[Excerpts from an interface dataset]
=== Section Start ===

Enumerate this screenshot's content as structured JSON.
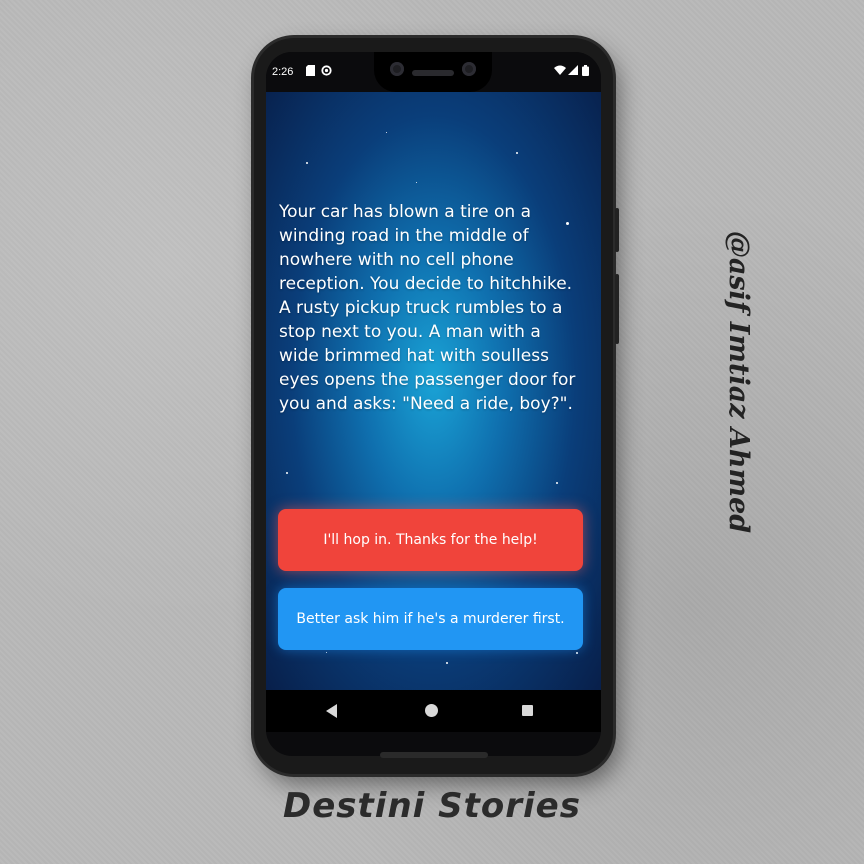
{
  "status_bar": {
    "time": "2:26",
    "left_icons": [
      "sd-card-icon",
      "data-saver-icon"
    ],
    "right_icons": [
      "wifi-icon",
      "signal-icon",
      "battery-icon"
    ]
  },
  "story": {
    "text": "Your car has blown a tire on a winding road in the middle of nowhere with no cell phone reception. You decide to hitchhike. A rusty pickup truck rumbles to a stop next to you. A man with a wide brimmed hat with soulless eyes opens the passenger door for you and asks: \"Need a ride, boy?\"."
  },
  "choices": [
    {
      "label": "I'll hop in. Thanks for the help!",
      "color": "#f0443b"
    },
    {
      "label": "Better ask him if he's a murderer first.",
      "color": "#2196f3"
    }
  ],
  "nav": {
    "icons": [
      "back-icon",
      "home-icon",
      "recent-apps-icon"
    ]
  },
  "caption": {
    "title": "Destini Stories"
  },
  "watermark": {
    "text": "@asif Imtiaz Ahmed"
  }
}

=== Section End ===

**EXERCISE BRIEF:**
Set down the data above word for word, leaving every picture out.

**RESPONSE TO THIS TASK:**
Enumerate this screenshot's content as structured JSON.
{
  "status_bar": {
    "time": "2:26",
    "left_icons": [
      "sd-card-icon",
      "data-saver-icon"
    ],
    "right_icons": [
      "wifi-icon",
      "signal-icon",
      "battery-icon"
    ]
  },
  "story": {
    "text": "Your car has blown a tire on a winding road in the middle of nowhere with no cell phone reception. You decide to hitchhike. A rusty pickup truck rumbles to a stop next to you. A man with a wide brimmed hat with soulless eyes opens the passenger door for you and asks: \"Need a ride, boy?\"."
  },
  "choices": [
    {
      "label": "I'll hop in. Thanks for the help!",
      "color": "#f0443b"
    },
    {
      "label": "Better ask him if he's a murderer first.",
      "color": "#2196f3"
    }
  ],
  "nav": {
    "icons": [
      "back-icon",
      "home-icon",
      "recent-apps-icon"
    ]
  },
  "caption": {
    "title": "Destini Stories"
  },
  "watermark": {
    "text": "@asif Imtiaz Ahmed"
  }
}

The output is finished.